Why does Xander Bogaerts have such a low Defensive Runs Saved total?
By MARK SIMON
With one out and nobody on in the second inning of Game 2 of the ALCS, Astros shortstop Carlos Correa hit a ground ball in the shortstop-third base hole. Xander Bogaerts got to the ball, but took his time in making a throw to first base. Correa beat it out for what was scored an infield hit.
Two batters later, Josh Reddick popped out for what would have been the third out of the inning had Bogaerts made the play. Instead, George Springer doubled, plating two runs in what could have been a huge moment in the game.
Baseball Info Solutions received a few inquiries on Twitter as to why Bogaerts has the worst Defensive Runs Saved total of any shortstop in the majors (-19).
Simply put: It’s because he doesn’t make plays like that one.

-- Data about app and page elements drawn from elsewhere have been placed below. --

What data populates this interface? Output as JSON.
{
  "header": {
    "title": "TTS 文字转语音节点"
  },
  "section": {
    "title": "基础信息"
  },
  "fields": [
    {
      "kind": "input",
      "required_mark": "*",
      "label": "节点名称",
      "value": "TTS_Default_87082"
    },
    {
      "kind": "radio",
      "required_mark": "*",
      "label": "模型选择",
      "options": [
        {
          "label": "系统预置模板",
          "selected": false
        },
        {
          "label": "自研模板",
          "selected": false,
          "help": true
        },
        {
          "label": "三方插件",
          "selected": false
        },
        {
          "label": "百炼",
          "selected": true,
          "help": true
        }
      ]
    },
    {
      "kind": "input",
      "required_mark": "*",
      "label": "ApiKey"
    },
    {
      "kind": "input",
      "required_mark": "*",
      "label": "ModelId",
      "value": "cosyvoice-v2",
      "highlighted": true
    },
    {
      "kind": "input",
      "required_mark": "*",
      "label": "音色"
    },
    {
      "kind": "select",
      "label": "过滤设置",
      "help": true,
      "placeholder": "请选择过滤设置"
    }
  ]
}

And that’s whether he gets to the ball or he doesn’t.
Bogaerts rates worse getting outs on balls hit in the shortstop-third base hole than any shortstop in the 16 years that BIS has collected data. He was 36 plays below average, breaking the mark of 34 below set by Jimmy Rollins in 2013.
In fairness to Bogaerts, some of this is due to where he’s positioned (he often cheats up the middle), it doesn’t factor in how he fares in shifts (which would likely help him a little), and he’s pretty good at fielding balls hit up the middle and the area in which a shortstop typically plays.
Let’s explain via example: If we divided the area between second base and third base into thirds, it would be important for our purposes to know how Bogaerts gets outs in that middle-third area, which would cover a lot of the shortstop-third base hole. Here’s the answer in context.
The average team gets an out on a ground ball hit into that middle-third area by a right-handed batter about 77 percent of the time (the Astros are right at the average).
The Red Sox got an out about 68 percent of the time on the nearly 400 balls hit to that spot. The difference of about nine percentage points accounts for about 35 fewer balls turned into outs than average over the course of the season.
To the Red Sox and Bogaerts’ credit, they’ve turned 20 of 22 ground balls and bunts hit into that area into outs this postseason.
But as we saw in Game 2, one missed play can mean a couple of runs that sent Red Sox Nation into a bit of a panic.
|Fewest Defensive Runs Saved – Shortstops in 2018|
|Xander Bogaerts||Red Sox||-19|
|Manny Machado||2 Teams||-13|